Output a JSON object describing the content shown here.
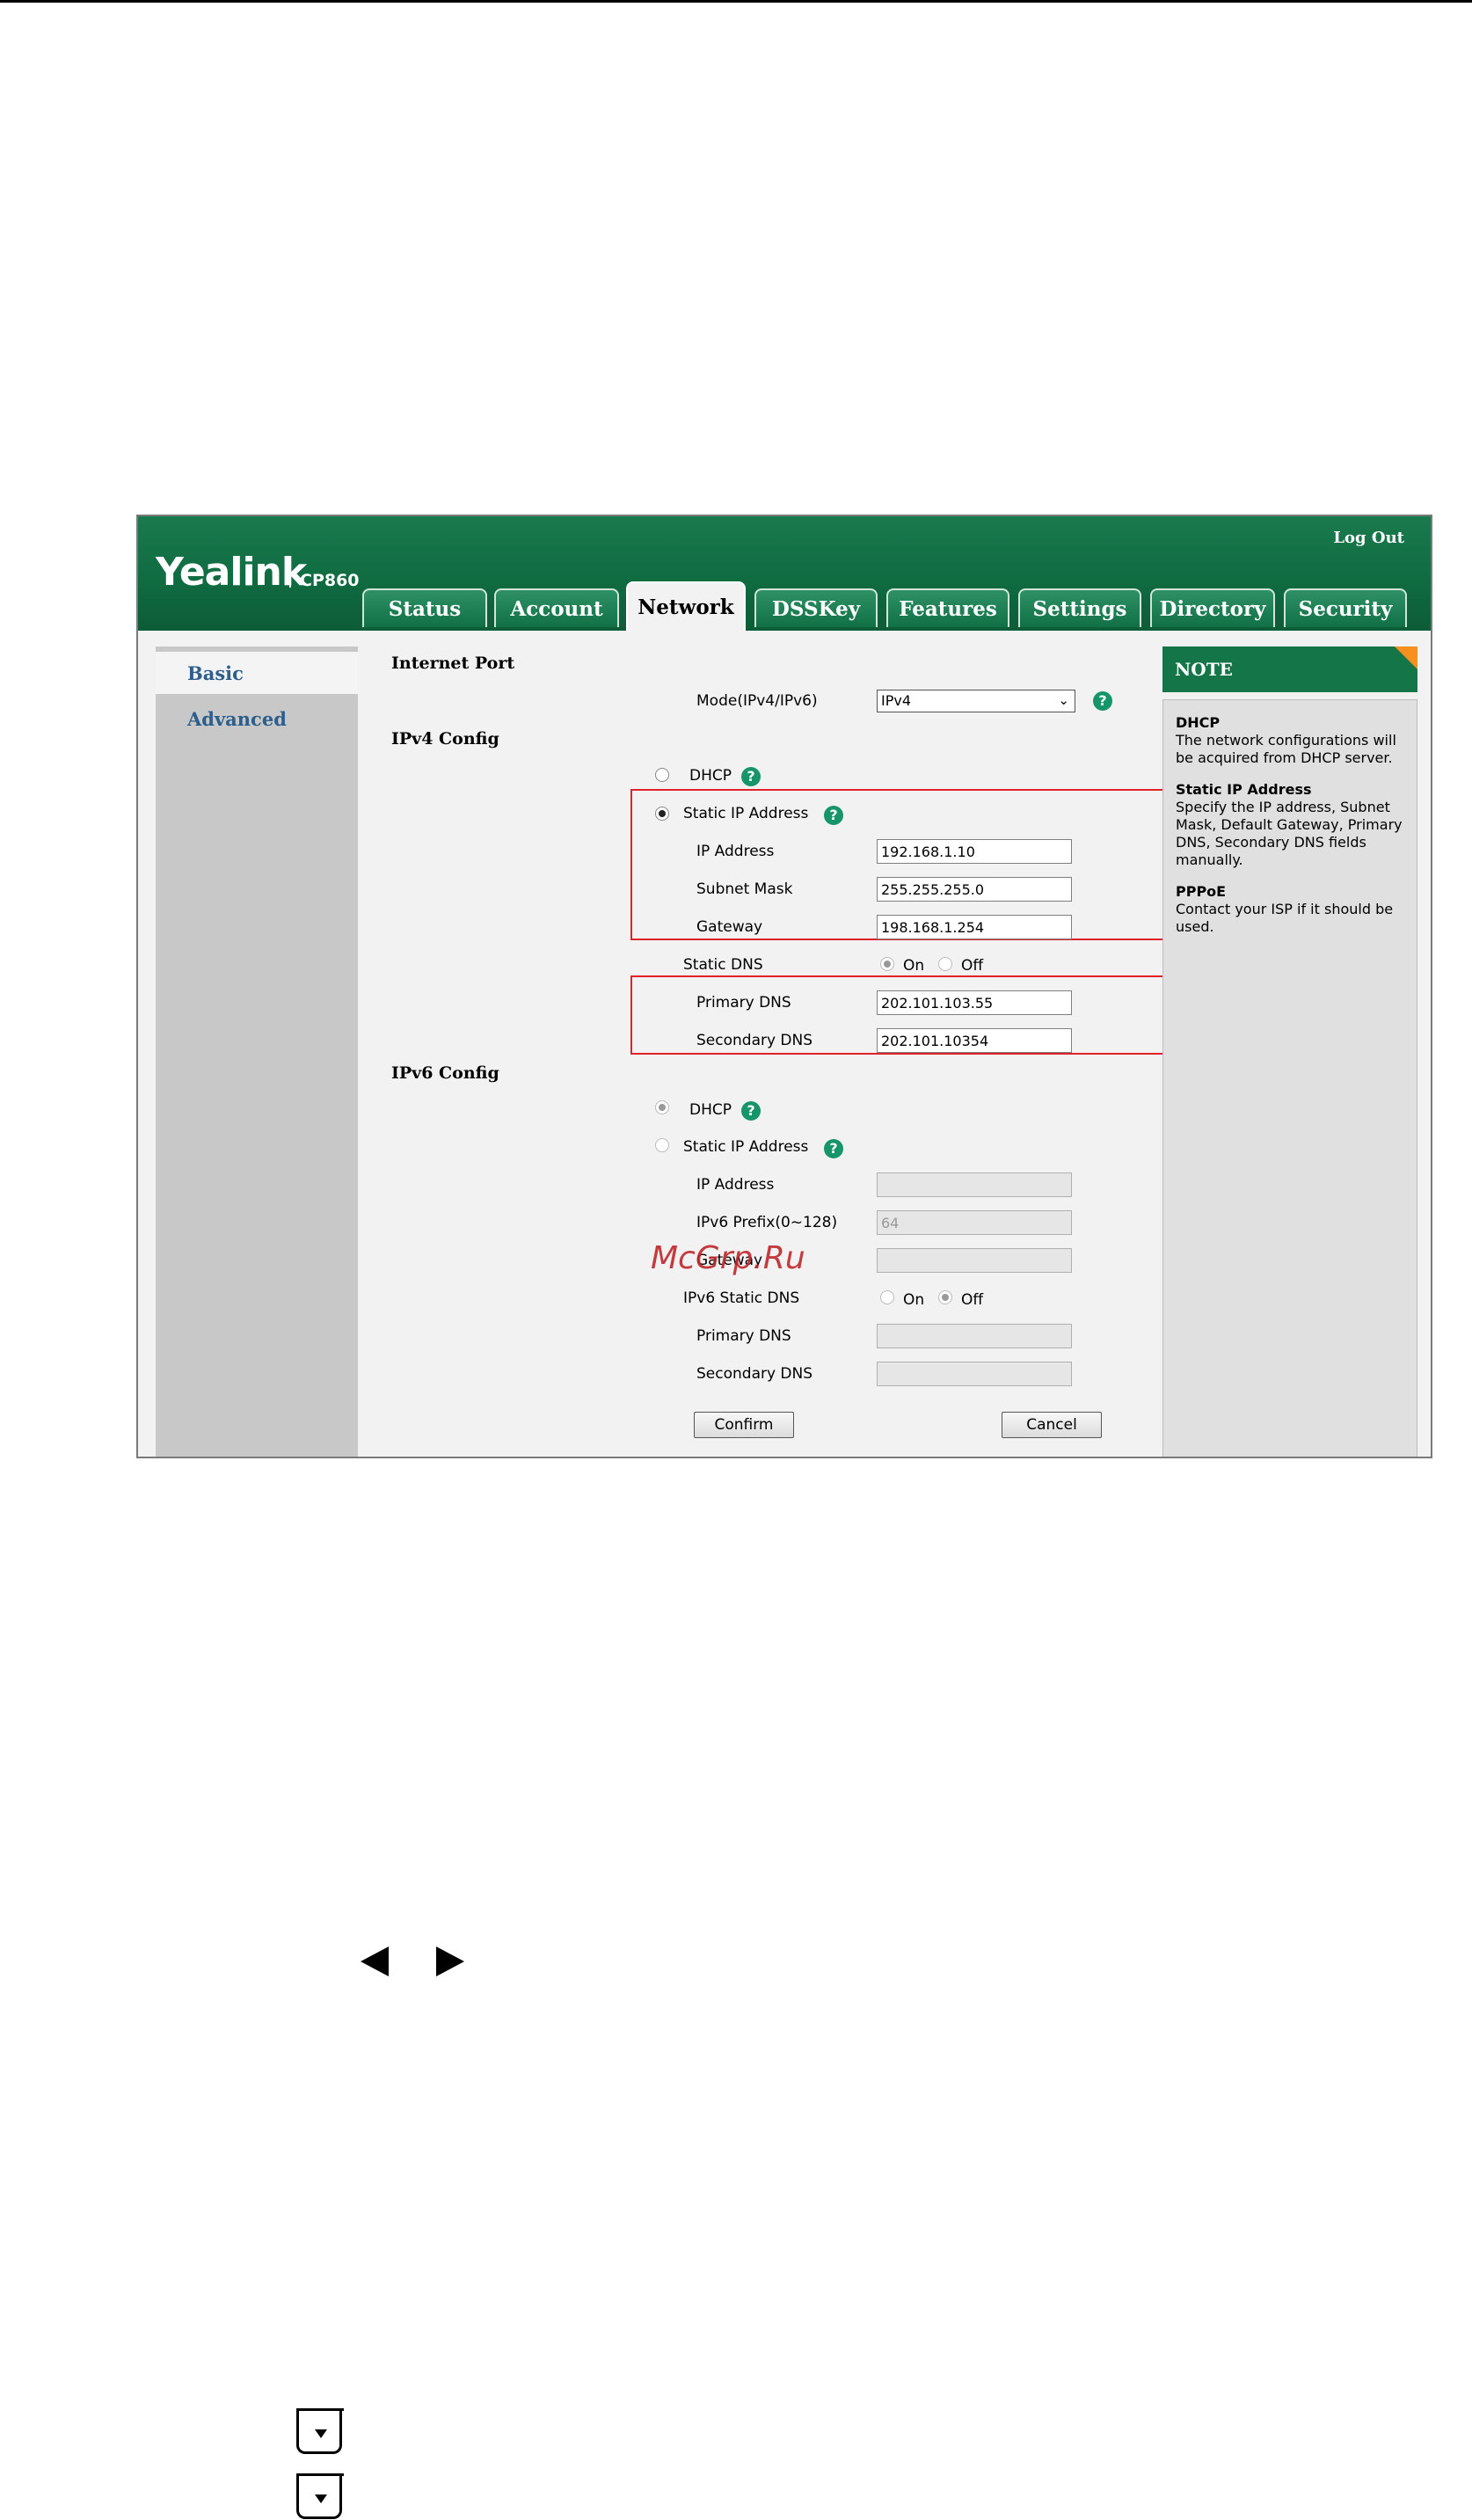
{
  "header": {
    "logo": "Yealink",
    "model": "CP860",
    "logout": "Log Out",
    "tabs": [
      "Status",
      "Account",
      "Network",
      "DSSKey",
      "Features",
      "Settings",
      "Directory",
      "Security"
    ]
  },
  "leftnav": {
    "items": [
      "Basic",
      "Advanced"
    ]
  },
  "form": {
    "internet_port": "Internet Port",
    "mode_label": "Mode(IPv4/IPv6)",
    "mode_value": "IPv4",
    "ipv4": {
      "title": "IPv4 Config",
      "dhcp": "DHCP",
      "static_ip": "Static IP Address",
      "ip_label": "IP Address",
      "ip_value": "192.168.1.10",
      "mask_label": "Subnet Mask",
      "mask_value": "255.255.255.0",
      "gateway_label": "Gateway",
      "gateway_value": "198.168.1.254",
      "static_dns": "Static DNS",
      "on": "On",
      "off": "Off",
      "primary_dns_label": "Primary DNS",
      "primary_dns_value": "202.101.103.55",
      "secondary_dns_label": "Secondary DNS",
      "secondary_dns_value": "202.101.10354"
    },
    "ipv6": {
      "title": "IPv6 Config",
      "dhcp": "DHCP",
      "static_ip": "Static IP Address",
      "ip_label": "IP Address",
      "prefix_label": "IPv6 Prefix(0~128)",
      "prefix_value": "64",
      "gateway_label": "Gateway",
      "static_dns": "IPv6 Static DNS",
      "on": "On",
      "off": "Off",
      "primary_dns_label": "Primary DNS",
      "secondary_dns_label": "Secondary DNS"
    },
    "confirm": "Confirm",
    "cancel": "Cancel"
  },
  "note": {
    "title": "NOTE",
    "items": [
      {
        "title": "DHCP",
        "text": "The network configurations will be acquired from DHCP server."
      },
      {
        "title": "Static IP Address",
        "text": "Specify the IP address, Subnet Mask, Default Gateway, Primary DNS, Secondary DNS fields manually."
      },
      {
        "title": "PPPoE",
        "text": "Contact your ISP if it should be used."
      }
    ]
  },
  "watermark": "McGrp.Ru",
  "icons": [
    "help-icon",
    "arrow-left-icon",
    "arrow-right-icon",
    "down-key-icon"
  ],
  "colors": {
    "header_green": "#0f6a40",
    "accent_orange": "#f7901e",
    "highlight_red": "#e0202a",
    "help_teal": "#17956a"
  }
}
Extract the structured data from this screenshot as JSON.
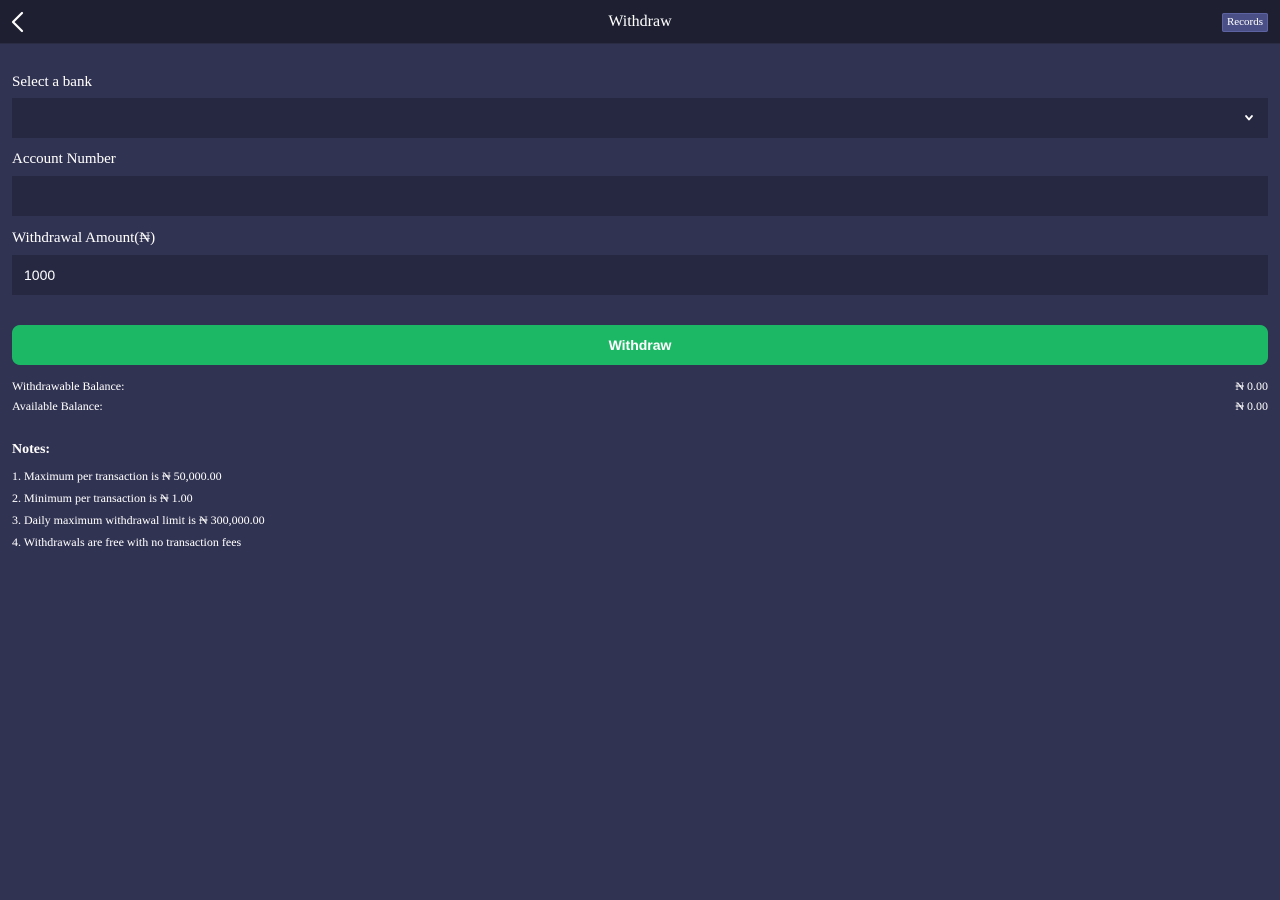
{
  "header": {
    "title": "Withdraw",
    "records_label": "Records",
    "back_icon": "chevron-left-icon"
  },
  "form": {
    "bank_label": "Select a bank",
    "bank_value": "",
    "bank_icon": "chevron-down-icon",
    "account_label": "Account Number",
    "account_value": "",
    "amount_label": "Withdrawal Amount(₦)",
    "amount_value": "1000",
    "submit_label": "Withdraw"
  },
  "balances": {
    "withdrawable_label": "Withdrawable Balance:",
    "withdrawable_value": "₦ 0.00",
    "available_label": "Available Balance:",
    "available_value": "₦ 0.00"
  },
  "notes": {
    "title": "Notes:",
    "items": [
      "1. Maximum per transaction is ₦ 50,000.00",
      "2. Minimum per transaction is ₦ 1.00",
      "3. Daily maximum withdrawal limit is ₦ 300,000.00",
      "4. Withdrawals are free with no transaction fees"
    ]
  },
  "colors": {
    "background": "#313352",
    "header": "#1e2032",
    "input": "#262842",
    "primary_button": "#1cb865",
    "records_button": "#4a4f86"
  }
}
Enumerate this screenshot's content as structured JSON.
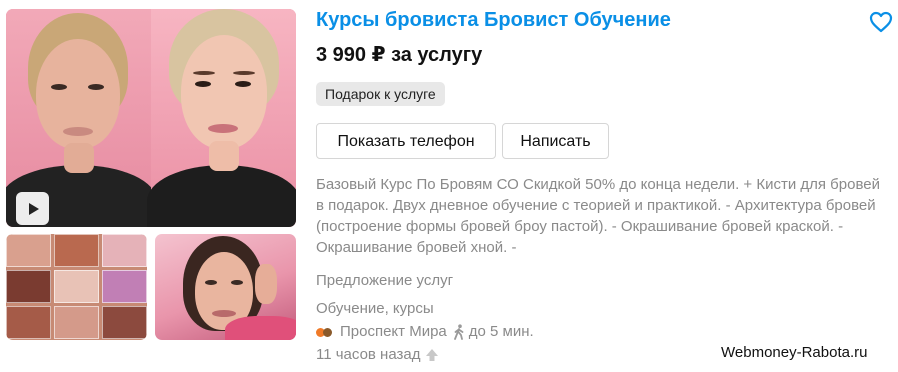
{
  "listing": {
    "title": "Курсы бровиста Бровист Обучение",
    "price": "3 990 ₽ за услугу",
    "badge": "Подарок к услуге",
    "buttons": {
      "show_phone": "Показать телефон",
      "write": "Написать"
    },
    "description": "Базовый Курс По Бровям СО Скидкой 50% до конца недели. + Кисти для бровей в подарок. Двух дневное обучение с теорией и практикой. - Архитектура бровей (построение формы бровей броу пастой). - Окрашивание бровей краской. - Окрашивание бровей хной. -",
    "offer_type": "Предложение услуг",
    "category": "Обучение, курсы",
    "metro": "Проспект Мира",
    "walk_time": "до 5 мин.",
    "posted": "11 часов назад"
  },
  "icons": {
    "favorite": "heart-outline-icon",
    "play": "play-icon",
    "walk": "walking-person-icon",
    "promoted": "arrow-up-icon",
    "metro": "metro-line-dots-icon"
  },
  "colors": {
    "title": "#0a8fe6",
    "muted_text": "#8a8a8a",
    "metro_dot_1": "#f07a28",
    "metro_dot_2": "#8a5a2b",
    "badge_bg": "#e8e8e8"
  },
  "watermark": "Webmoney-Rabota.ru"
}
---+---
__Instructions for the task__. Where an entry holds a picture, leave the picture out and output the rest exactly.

__The answer__.
Output a JSON object describing the content shown here.
{
  "header": {
    "logo": "Yealink",
    "model": "CP860",
    "logout": "Log Out",
    "tabs": [
      "Status",
      "Account",
      "Network",
      "DSSKey",
      "Features",
      "Settings",
      "Directory",
      "Security"
    ]
  },
  "leftnav": {
    "items": [
      "Basic",
      "Advanced"
    ]
  },
  "form": {
    "internet_port": "Internet Port",
    "mode_label": "Mode(IPv4/IPv6)",
    "mode_value": "IPv4",
    "ipv4": {
      "title": "IPv4 Config",
      "dhcp": "DHCP",
      "static_ip": "Static IP Address",
      "ip_label": "IP Address",
      "ip_value": "192.168.1.10",
      "mask_label": "Subnet Mask",
      "mask_value": "255.255.255.0",
      "gateway_label": "Gateway",
      "gateway_value": "198.168.1.254",
      "static_dns": "Static DNS",
      "on": "On",
      "off": "Off",
      "primary_dns_label": "Primary DNS",
      "primary_dns_value": "202.101.103.55",
      "secondary_dns_label": "Secondary DNS",
      "secondary_dns_value": "202.101.10354"
    },
    "ipv6": {
      "title": "IPv6 Config",
      "dhcp": "DHCP",
      "static_ip": "Static IP Address",
      "ip_label": "IP Address",
      "prefix_label": "IPv6 Prefix(0~128)",
      "prefix_value": "64",
      "gateway_label": "Gateway",
      "static_dns": "IPv6 Static DNS",
      "on": "On",
      "off": "Off",
      "primary_dns_label": "Primary DNS",
      "secondary_dns_label": "Secondary DNS"
    },
    "confirm": "Confirm",
    "cancel": "Cancel"
  },
  "note": {
    "title": "NOTE",
    "items": [
      {
        "title": "DHCP",
        "text": "The network configurations will be acquired from DHCP server."
      },
      {
        "title": "Static IP Address",
        "text": "Specify the IP address, Subnet Mask, Default Gateway, Primary DNS, Secondary DNS fields manually."
      },
      {
        "title": "PPPoE",
        "text": "Contact your ISP if it should be used."
      }
    ]
  },
  "watermark": "McGrp.Ru",
  "icons": [
    "help-icon",
    "arrow-left-icon",
    "arrow-right-icon",
    "down-key-icon"
  ],
  "colors": {
    "header_green": "#0f6a40",
    "accent_orange": "#f7901e",
    "highlight_red": "#e0202a",
    "help_teal": "#17956a"
  }
}
Extract the structured data from this screenshot as JSON.
{
  "header": {
    "title": "Withdraw",
    "records_label": "Records",
    "back_icon": "chevron-left-icon"
  },
  "form": {
    "bank_label": "Select a bank",
    "bank_value": "",
    "bank_icon": "chevron-down-icon",
    "account_label": "Account Number",
    "account_value": "",
    "amount_label": "Withdrawal Amount(₦)",
    "amount_value": "1000",
    "submit_label": "Withdraw"
  },
  "balances": {
    "withdrawable_label": "Withdrawable Balance:",
    "withdrawable_value": "₦ 0.00",
    "available_label": "Available Balance:",
    "available_value": "₦ 0.00"
  },
  "notes": {
    "title": "Notes:",
    "items": [
      "1. Maximum per transaction is ₦ 50,000.00",
      "2. Minimum per transaction is ₦ 1.00",
      "3. Daily maximum withdrawal limit is ₦ 300,000.00",
      "4. Withdrawals are free with no transaction fees"
    ]
  },
  "colors": {
    "background": "#313352",
    "header": "#1e2032",
    "input": "#262842",
    "primary_button": "#1cb865",
    "records_button": "#4a4f86"
  }
}
Enumerate this screenshot's content as structured JSON.
{
  "listing": {
    "title": "Курсы бровиста Бровист Обучение",
    "price": "3 990 ₽ за услугу",
    "badge": "Подарок к услуге",
    "buttons": {
      "show_phone": "Показать телефон",
      "write": "Написать"
    },
    "description": "Базовый Курс По Бровям СО Скидкой 50% до конца недели. + Кисти для бровей в подарок. Двух дневное обучение с теорией и практикой. - Архитектура бровей (построение формы бровей броу пастой). - Окрашивание бровей краской. - Окрашивание бровей хной. -",
    "offer_type": "Предложение услуг",
    "category": "Обучение, курсы",
    "metro": "Проспект Мира",
    "walk_time": "до 5 мин.",
    "posted": "11 часов назад"
  },
  "icons": {
    "favorite": "heart-outline-icon",
    "play": "play-icon",
    "walk": "walking-person-icon",
    "promoted": "arrow-up-icon",
    "metro": "metro-line-dots-icon"
  },
  "colors": {
    "title": "#0a8fe6",
    "muted_text": "#8a8a8a",
    "metro_dot_1": "#f07a28",
    "metro_dot_2": "#8a5a2b",
    "badge_bg": "#e8e8e8"
  },
  "watermark": "Webmoney-Rabota.ru"
}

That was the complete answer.